Direct actionists are sometimes faulted for not doing, or not doing well, all the other things needed besides sitting on the road. The Ground Zero Center for Nonviolent Action is a model for doing everything well, as I experienced last week in the Seattle area in connection with a trial of the “Ground Zero Three.”
From January 22 to January 26, 2007, three individuals with the Ground Zero Center - Brian Watson, CarolAnn Barrows, and Shirley Morrison - were on trial in a local court in Port Orchard, Washington, for their anti-Trident direct actions in May and August of 2006. They were charged with the misdemeanor of obstructing traffic into the Trident nuclear submarine base at Bangor, Washington, “without lawful authority.” Unusually, the judge allowed David Hall, former national president of Physicians for Social Responsibility, and me to offer expert testimony on January 24. The defendants also testified at length about the reasons for their actions. The jury, while sympathetic as revealed by post-trial comments, failed to seize the opportunity and instead convicted, as the Kitsap Sun reported.
Another Kitsap Sun story described my testimony. It is somewhat garbled, but does convey the gist. I certainly did not say that international law allows use of nuclear weapons defensively! Nor did I indicate that citizens who fail to write letters in theory could be convicted of complicity! I did not get to all of it, and simplified quite a lot, but if you’re interested here’s the written outline of my testimony.
Beyond the trial, the Ground Zero Center is doing a magnificent job of organizing, and participation and interest is on the rise. On January 15, 2007, Martin Luther King Day, 12 people were arrested at the submarine base, with over 200 there in total. In connection with the trial, they organized several events. I did a talk on “From Auschwitz to Trident” on January 20 at the Seattle Town Hall, with about 200 in attendance. You can see it on YouTube; the slides for the talk are here. I also was on Seattle’s National Public Radio affiliate KUOW on Jan 24, with a Center for Defense Information expert, Philip Coyle - here’s the audio.

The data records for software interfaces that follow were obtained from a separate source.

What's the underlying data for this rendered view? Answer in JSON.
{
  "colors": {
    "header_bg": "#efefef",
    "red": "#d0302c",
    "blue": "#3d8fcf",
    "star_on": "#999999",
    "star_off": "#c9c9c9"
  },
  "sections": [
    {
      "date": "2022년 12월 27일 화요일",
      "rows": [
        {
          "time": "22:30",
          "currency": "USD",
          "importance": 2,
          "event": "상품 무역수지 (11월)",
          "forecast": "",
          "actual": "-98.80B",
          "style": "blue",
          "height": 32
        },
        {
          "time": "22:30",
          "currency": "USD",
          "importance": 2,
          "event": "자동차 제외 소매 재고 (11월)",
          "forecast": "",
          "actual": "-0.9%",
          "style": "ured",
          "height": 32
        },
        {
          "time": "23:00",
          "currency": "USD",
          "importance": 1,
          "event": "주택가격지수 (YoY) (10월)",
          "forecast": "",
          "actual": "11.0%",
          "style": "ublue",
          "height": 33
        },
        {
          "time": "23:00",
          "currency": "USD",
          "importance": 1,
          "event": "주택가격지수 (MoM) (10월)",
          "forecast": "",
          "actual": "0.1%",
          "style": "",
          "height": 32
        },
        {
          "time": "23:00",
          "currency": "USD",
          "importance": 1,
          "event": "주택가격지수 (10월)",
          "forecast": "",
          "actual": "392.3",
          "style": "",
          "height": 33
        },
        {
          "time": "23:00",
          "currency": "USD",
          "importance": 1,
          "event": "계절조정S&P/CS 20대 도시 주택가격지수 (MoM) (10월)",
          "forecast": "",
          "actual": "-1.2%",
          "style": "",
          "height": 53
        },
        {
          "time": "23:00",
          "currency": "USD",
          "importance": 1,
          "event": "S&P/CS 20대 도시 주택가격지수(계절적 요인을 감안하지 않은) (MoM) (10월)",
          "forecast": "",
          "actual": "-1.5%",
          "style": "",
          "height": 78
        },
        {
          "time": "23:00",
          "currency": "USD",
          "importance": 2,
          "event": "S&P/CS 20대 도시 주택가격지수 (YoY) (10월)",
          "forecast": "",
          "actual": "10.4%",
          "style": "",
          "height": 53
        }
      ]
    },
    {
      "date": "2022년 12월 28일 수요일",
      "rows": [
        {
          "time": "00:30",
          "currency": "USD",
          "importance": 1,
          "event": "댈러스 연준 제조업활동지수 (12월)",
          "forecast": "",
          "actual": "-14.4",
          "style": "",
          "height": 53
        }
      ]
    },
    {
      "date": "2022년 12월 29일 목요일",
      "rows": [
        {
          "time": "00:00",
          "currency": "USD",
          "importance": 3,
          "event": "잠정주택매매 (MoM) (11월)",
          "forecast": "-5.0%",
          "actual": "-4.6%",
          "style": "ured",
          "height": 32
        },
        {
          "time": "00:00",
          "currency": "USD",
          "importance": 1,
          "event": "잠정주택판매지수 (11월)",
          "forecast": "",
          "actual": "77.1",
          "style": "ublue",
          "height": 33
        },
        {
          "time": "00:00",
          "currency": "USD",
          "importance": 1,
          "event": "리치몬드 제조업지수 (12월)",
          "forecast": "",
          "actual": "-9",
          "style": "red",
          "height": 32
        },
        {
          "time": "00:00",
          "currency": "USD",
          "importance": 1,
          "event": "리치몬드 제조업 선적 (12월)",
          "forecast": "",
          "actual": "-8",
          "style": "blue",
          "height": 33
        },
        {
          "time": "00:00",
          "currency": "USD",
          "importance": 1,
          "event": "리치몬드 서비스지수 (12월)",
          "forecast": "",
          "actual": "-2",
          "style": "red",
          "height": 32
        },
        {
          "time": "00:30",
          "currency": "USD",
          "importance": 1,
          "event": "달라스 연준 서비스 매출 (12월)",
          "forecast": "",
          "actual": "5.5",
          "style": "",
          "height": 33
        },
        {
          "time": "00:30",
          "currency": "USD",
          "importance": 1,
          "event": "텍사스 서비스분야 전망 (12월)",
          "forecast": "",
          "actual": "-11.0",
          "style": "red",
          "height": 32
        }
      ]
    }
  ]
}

It was sobering for me personally, for all the time I spend on these issues, to think about the eight or nine Trident submarines based at Bangor. Based on Natural Resources Defense Council estimates in the Nuclear Notebook, November/December 2006 Bulletin of the Atomic Scientists, each carries 144 warheads, six per each of the 24 Trident II missiles on a submarine. The warheads mostly are 100 kiloton, about seven times the yield of the bomb with which the U.S. destroyed Hiroshima; some are around 450 kilotons, 30 times the Hiroshima bomb. About one-half of the subs are thought to be on patrol at a given time. The buildup of the more capable Trident II missiles in the Pacific clearly is aimed at exerting additional leverage on China, with the posture of readiness to actually wage nuclear war by striking enemy nuclear forces familiar from the Cold War era. For more on this, see the January-February 2007 Nuclear Notebook by Robert Norris and Hans Kristensen.